┌────────

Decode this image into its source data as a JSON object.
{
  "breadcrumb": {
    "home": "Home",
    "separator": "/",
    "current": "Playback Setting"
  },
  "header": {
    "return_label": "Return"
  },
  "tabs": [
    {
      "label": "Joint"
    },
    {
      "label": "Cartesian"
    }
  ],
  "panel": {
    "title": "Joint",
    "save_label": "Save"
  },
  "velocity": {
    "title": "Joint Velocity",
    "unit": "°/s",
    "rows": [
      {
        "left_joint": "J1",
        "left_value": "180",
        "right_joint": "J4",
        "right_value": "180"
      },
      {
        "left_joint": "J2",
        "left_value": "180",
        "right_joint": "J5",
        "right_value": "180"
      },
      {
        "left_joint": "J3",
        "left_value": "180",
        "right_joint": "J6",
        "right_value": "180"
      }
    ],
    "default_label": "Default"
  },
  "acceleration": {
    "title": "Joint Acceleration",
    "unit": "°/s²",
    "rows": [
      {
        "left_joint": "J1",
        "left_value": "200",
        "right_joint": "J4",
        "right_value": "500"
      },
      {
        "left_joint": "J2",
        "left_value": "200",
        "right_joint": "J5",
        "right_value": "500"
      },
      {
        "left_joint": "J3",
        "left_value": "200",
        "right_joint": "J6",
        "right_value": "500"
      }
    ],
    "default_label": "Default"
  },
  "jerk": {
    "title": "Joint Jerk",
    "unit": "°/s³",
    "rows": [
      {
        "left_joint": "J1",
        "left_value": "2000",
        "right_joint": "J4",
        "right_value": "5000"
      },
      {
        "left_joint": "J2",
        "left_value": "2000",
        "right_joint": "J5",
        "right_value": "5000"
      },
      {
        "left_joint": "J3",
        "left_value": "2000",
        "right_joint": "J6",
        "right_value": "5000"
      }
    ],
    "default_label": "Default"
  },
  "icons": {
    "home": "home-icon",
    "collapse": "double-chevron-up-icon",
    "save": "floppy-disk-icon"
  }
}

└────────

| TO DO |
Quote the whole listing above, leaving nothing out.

| TASK RESULT |
Decode this image into its source data as a JSON object.
{
  "breadcrumb": {
    "home": "Home",
    "separator": "/",
    "current": "Playback Setting"
  },
  "header": {
    "return_label": "Return"
  },
  "tabs": [
    {
      "label": "Joint"
    },
    {
      "label": "Cartesian"
    }
  ],
  "panel": {
    "title": "Joint",
    "save_label": "Save"
  },
  "velocity": {
    "title": "Joint Velocity",
    "unit": "°/s",
    "rows": [
      {
        "left_joint": "J1",
        "left_value": "180",
        "right_joint": "J4",
        "right_value": "180"
      },
      {
        "left_joint": "J2",
        "left_value": "180",
        "right_joint": "J5",
        "right_value": "180"
      },
      {
        "left_joint": "J3",
        "left_value": "180",
        "right_joint": "J6",
        "right_value": "180"
      }
    ],
    "default_label": "Default"
  },
  "acceleration": {
    "title": "Joint Acceleration",
    "unit": "°/s²",
    "rows": [
      {
        "left_joint": "J1",
        "left_value": "200",
        "right_joint": "J4",
        "right_value": "500"
      },
      {
        "left_joint": "J2",
        "left_value": "200",
        "right_joint": "J5",
        "right_value": "500"
      },
      {
        "left_joint": "J3",
        "left_value": "200",
        "right_joint": "J6",
        "right_value": "500"
      }
    ],
    "default_label": "Default"
  },
  "jerk": {
    "title": "Joint Jerk",
    "unit": "°/s³",
    "rows": [
      {
        "left_joint": "J1",
        "left_value": "2000",
        "right_joint": "J4",
        "right_value": "5000"
      },
      {
        "left_joint": "J2",
        "left_value": "2000",
        "right_joint": "J5",
        "right_value": "5000"
      },
      {
        "left_joint": "J3",
        "left_value": "2000",
        "right_joint": "J6",
        "right_value": "5000"
      }
    ],
    "default_label": "Default"
  },
  "icons": {
    "home": "home-icon",
    "collapse": "double-chevron-up-icon",
    "save": "floppy-disk-icon"
  }
}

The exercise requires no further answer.